Reading Babies


Channel surfing late last week, I stumbled across an ad for a program designed to teach children to read from the moment they first express the ability to speak. The program, found at, is promoted by a commercial featuring extremely young and adorable children reading from flash cards. One little girl, clearly younger than 2, is already adorably picking her way through what appears to be a basic chapter book. The parents of these genius children watch on proudly from the corners of carpeted rooms, smiling lovingly. It doesn’t take much to be impressed by this level of infant intelligence. Watching small mouths gurgle the words “cat” and “elephant,” the parents viewing this commercial are told that this program will provide their beloved baby with countless opportunities. They are shown charts of the brain, and told to take advantage of the time when their child is able to absorb the most crucial information. As text to brain connections are explained, the early preparation for future years of standardized tests is already seen.
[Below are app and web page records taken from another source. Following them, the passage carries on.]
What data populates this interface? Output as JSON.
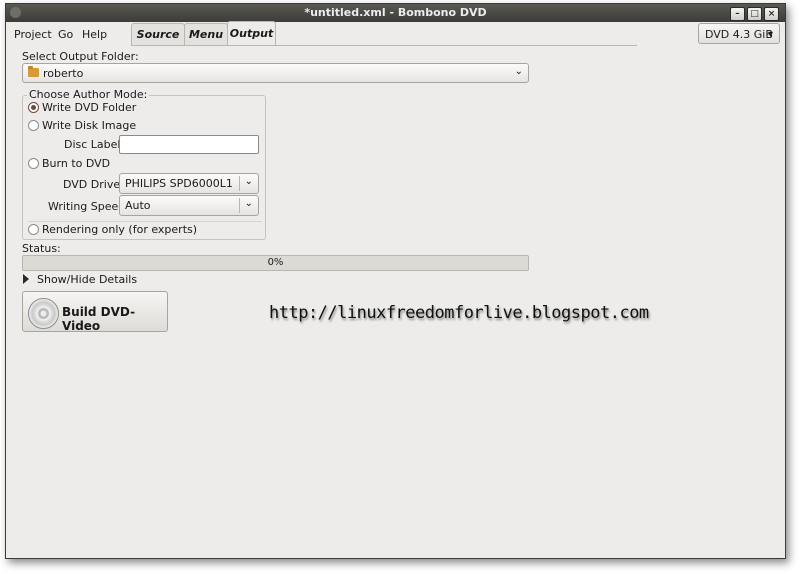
{
  "window": {
    "title": "*untitled.xml - Bombono DVD",
    "buttons": {
      "minimize": "–",
      "maximize": "□",
      "close": "×"
    }
  },
  "menu": {
    "items": [
      "Project",
      "Go",
      "Help"
    ]
  },
  "tabs": {
    "items": [
      "Source",
      "Menu",
      "Output"
    ],
    "active": "Output"
  },
  "disc_type": {
    "value": "DVD 4.3 GiB"
  },
  "output": {
    "folder_label": "Select Output Folder:",
    "folder_value": "roberto",
    "author_mode_title": "Choose Author Mode:",
    "modes": [
      "Write DVD Folder",
      "Write Disk Image",
      "Burn to DVD",
      "Rendering only (for experts)"
    ],
    "selected_mode": "Write DVD Folder",
    "disc_label_label": "Disc Label:",
    "disc_label_value": "",
    "dvd_drive_label": "DVD Drive:",
    "dvd_drive_value": "PHILIPS SPD6000L1",
    "writing_speed_label": "Writing Speed:",
    "writing_speed_value": "Auto"
  },
  "status": {
    "label": "Status:",
    "progress_text": "0%",
    "progress_fraction": 0.0,
    "details_toggle": "Show/Hide Details"
  },
  "build_button": {
    "label": "Build DVD-Video"
  },
  "watermark": {
    "text": "http://linuxfreedomforlive.blogspot.com"
  },
  "icons": {
    "folder": "folder-icon",
    "dvd": "dvd-disc-icon",
    "expander": "triangle-right-icon",
    "dropdown": "chevron-down-icon"
  }
}
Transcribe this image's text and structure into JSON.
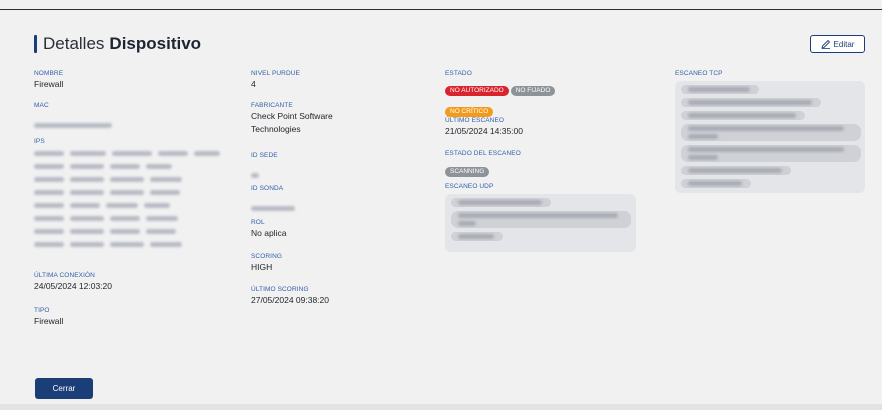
{
  "header": {
    "title_light": "Detalles",
    "title_bold": "Dispositivo",
    "edit_label": "Editar"
  },
  "col1": {
    "nombre": {
      "label": "NOMBRE",
      "value": "Firewall"
    },
    "mac": {
      "label": "MAC"
    },
    "ips": {
      "label": "IPs"
    },
    "ultima_conexion": {
      "label": "ÚLTIMA CONEXIÓN",
      "value": "24/05/2024 12:03:20"
    },
    "tipo": {
      "label": "TIPO",
      "value": "Firewall"
    }
  },
  "col2": {
    "nivel_purdue": {
      "label": "NIVEL PURDUE",
      "value": "4"
    },
    "fabricante": {
      "label": "FABRICANTE",
      "value_line1": "Check Point Software",
      "value_line2": "Technologies"
    },
    "id_sede": {
      "label": "ID SEDE"
    },
    "id_sonda": {
      "label": "ID SONDA"
    },
    "rol": {
      "label": "ROL",
      "value": "No aplica"
    },
    "scoring": {
      "label": "SCORING",
      "value": "HIGH"
    },
    "ultimo_scoring": {
      "label": "ÚLTIMO SCORING",
      "value": "27/05/2024 09:38:20"
    }
  },
  "col3": {
    "estado": {
      "label": "ESTADO",
      "badges": [
        "NO AUTORIZADO",
        "NO FIJADO",
        "NO CRÍTICO"
      ]
    },
    "ultimo_escaneo": {
      "label": "ÚLTIMO ESCANEO",
      "value": "21/05/2024 14:35:00"
    },
    "estado_escaneo": {
      "label": "ESTADO DEL ESCANEO",
      "badge": "SCANNING"
    },
    "escaneo_udp": {
      "label": "ESCANEO UDP"
    }
  },
  "col4": {
    "escaneo_tcp": {
      "label": "ESCANEO TCP"
    }
  },
  "footer": {
    "close_label": "Cerrar"
  },
  "colors": {
    "accent": "#1b3e78",
    "label": "#2f5fa8",
    "badge_red": "#d9232d",
    "badge_gray": "#8e9299",
    "badge_orange": "#f39a1d"
  }
}
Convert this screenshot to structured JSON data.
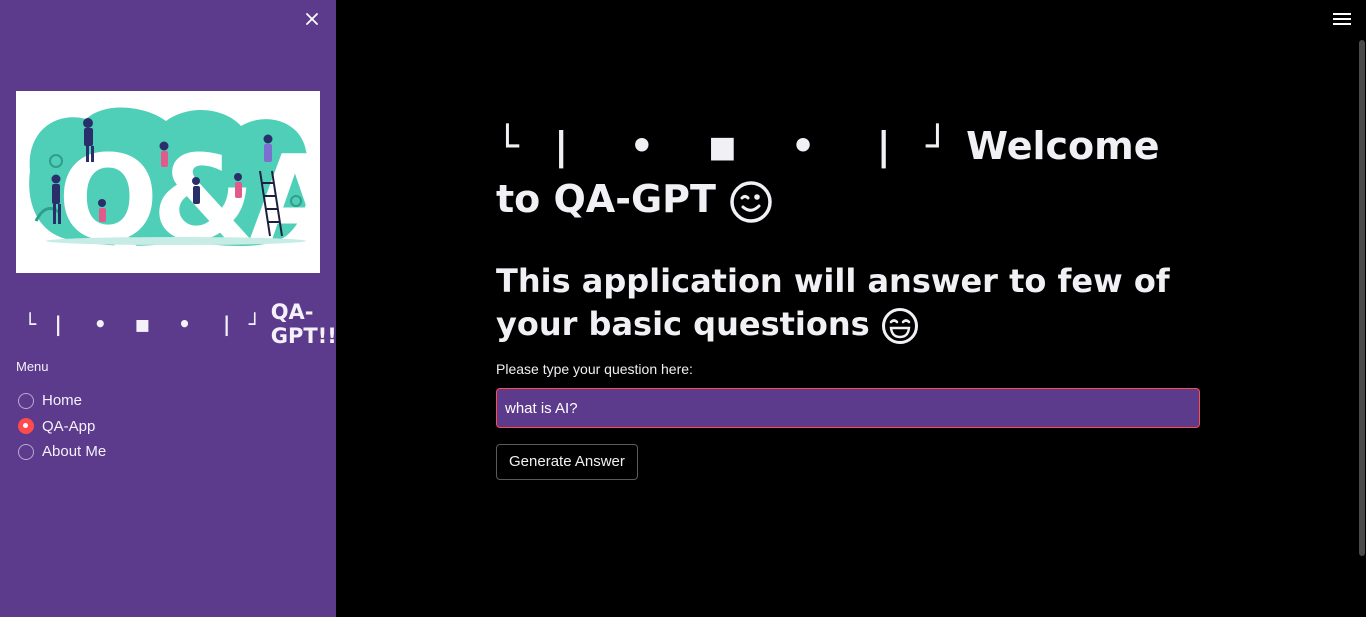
{
  "sidebar": {
    "close_icon": "close-icon",
    "title_glyphs": "└ |  •  ■  •  | ┘",
    "title_text": "QA-GPT!!",
    "menu_label": "Menu",
    "items": [
      {
        "label": "Home",
        "checked": false
      },
      {
        "label": "QA-App",
        "checked": true
      },
      {
        "label": "About Me",
        "checked": false
      }
    ]
  },
  "main": {
    "heading_glyphs": "└ |  •  ■  •  | ┘",
    "heading_text": "Welcome to QA-GPT",
    "subheading": "This application will answer to few of your basic questions",
    "input_label": "Please type your question here:",
    "input_value": "what is AI?",
    "button_label": "Generate Answer"
  },
  "colors": {
    "sidebar_bg": "#5d3b8c",
    "main_bg": "#000000",
    "accent": "#ff4b4b",
    "logo_teal": "#4fcfb8"
  },
  "icons": {
    "menu": "hamburger-menu-icon",
    "wink": "winking-face-icon",
    "grin": "grinning-face-icon"
  }
}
Why are we so obsessed with keeping our children on the cutting edge? Why do we need DVDs and manuals to teach them how to read? Why are we so engrossed in keeping up with every other set of parents and genius baby? As I watch these infants read, I can visualize the party tricks they must become–shown off to friends and family over appetizers. I think of the 1 year old I used to babysit and the footage of how he could point to and name every country in Africa by the time he was two. It was posted on youtube. I think of the 10 year old daughter of our family friends and the video of her virtuoso piano playing that found its way to facebook this past Friday. Her mother accompanied the clip with the line “say something about this video.”

In our culture, we beg for validation when it comes to our kids. We place extremely high value on the teaching of basic “skills,” and we train them to always be impressive. In some ways I am distressed by this trend, and yet I know that I am very likely to repeat it. How do we break this cycle? Should we break it at all?


This entry was posted in Child Rearing Across Cultures. Bookmark the permalink.

Leave a Reply

Fill in your details below or click an icon to log in: Logo

You are commenting using your account. Log Out / Change )

Twitter picture

You are commenting using your Twitter account. Log Out / Change )

Facebook photo

You are commenting using your Facebook account. Log Out / Change )

Google+ photo

You are commenting using your Google+ account. Log Out / Change )

Connecting to %s